String theory is a futile exercise in physics and will die on the vine; if there are subtle ways around the speed-of-light limit, we will discover and leverage them to great effect; electrons, neutrinos, and quarks are divisible; quantum mechanics is not a final theory; our history extends backwards before the Big Bang; time does not exist; the mechanism for the human perception of time will be discovered...
Future human evolution will proceed at a much faster pace than its predecessor (ordinary natural selection) because it will be intelligently designed by us; The DNA in your body varies from part to part; every special trait of humans is a derivative of language; not all the properties of nature are mathematically expressible - there are aspects of nature we will never conquer with science; evolution has direction, that is, life increases in its complexity; Homo Florensia had a simplified language that still exists today; Neanderthals were furry...
For every experience, thought, question, or solution there is an analog in the biophysical state of the brain; reality exists independent of its human and social constructions; consciousness and its contents are all that exists - spacetime, matter, fields all depend on consciousness for their very existence (the guy who wrote this teaches, you guessed it, philosophy); soon we will be able to construct robots that give every appearance of consciousness - systems that act like us in every way; advanced computers will never possess consciousness; human consciousness is a conjuring trick; acquiring a human language is a precondition for consciousness; cockroaches are conscious...
It is possible to life happily and morally without believing in free will; a common human nature will eventually be supported by evidence as strong and convincing as the evidence that the earth is round - with this evidence, we will overcome our misconceptions of human differences; Deceit and self-deception play a disproportionate role in human-generated disasters; We will soon grasp in a deep way how collective human behavior works, whether it's action by small groups or by nations; meaning and purpose of life may not be a precondition for humanity as much as a by-product of it; people are getting better...

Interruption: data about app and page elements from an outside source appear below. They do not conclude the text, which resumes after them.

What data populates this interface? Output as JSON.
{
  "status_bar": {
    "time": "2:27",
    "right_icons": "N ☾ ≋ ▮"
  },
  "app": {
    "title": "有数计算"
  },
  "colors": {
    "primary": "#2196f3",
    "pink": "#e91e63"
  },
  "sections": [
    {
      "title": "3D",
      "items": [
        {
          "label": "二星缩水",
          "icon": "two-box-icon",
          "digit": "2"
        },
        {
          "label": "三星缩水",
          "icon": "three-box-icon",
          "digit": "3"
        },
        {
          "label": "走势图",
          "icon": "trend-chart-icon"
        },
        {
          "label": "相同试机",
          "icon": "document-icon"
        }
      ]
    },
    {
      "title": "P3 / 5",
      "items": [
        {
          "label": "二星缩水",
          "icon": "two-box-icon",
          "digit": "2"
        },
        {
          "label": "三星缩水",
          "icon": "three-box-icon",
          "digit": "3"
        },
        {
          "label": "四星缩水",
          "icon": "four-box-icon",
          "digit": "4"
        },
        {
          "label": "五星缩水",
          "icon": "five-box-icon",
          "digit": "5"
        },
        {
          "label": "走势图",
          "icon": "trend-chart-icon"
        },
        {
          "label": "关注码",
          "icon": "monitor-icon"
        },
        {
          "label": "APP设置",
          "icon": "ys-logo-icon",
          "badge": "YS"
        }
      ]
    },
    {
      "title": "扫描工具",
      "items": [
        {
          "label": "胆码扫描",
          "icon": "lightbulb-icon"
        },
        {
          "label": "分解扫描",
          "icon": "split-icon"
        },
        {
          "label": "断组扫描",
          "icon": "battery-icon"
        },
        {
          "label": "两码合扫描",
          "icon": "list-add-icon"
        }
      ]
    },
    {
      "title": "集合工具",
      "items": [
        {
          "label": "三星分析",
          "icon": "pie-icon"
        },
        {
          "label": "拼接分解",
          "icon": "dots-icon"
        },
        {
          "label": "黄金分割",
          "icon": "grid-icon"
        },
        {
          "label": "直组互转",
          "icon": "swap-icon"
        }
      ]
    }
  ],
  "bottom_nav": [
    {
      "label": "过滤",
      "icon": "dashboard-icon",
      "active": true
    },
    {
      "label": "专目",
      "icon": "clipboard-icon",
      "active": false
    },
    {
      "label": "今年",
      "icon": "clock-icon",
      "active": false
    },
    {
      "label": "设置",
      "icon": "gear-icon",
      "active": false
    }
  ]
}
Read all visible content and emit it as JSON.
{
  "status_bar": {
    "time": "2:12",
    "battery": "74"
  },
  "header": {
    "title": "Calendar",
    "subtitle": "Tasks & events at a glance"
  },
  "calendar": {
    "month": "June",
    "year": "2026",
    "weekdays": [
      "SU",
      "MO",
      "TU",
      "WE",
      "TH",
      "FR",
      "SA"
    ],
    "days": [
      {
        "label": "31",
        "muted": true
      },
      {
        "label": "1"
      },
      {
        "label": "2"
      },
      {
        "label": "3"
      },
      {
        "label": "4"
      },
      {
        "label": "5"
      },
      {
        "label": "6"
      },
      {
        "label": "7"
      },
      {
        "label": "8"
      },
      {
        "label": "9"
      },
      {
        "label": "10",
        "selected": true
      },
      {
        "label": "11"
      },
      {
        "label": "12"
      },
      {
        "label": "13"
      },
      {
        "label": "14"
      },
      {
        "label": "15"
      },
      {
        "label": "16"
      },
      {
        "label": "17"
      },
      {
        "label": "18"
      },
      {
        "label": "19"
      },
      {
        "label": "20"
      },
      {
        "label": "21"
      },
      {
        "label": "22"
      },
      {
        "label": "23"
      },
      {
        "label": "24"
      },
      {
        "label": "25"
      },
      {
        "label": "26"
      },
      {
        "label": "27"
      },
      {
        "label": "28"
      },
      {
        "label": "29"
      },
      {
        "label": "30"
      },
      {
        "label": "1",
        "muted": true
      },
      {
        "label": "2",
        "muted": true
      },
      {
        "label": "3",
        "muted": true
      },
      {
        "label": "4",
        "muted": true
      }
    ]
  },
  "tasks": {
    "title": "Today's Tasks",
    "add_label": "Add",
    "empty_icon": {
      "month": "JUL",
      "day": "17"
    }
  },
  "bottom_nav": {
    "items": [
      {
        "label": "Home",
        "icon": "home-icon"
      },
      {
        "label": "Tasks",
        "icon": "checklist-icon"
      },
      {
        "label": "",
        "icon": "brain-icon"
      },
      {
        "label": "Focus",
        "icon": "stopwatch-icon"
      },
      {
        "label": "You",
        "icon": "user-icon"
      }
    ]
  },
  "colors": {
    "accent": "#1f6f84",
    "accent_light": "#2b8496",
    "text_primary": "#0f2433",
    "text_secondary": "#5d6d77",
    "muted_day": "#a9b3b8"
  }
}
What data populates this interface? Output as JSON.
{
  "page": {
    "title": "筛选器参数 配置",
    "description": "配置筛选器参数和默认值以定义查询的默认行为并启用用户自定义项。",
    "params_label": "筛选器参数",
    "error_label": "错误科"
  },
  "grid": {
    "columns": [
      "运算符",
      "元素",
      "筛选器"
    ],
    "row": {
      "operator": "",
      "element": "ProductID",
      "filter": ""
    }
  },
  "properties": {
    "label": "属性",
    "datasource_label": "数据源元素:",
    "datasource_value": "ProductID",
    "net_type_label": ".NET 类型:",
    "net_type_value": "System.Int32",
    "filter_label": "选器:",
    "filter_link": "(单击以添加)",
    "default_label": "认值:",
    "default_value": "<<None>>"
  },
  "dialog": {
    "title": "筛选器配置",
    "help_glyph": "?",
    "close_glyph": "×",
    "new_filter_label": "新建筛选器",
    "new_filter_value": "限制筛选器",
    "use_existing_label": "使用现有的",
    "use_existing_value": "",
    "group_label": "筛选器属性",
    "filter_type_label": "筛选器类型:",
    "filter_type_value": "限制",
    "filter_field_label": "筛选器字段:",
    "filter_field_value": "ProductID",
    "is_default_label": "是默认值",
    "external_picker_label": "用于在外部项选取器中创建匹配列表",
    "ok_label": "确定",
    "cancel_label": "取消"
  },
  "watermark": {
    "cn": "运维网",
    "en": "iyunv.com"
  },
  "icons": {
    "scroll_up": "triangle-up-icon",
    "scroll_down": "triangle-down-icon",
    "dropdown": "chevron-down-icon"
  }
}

From David Myers: "newborns are not so dumb, electroconvulsive therapy sometimes works for depression, America's economic growth has not improved our morale, the automatic unconscious mind dwarfs the conscious mind, traumatic experiences rarely get repressed, most folks don't suffer low self-esteem, sexual orientation is not a choice"...
It's possible to change adult stem cells from one phenotype to another; today's children are unintended victims of economic and technological progress; most of the ideas taught today in Economics 101 will be proved false; there is a severe overestimation of knowledge in the "soft" sciences. Mostly, they fit a narrative that satisfies our desire for a story.
There are a few duds, but overall it's fascinating to find out what these high achiever types are thinking about when they are not working. You will enjoy it.
The late John Brockman of the Edge Institute produced a series of these books, with experts responding to different questions or propositions (one was "This Will Change Everything"). I've read three or four of them, but "What We Believe But Cannot Prove" is far and away the best. I carry a copy in the car, for reading at coffee shops or restaurants.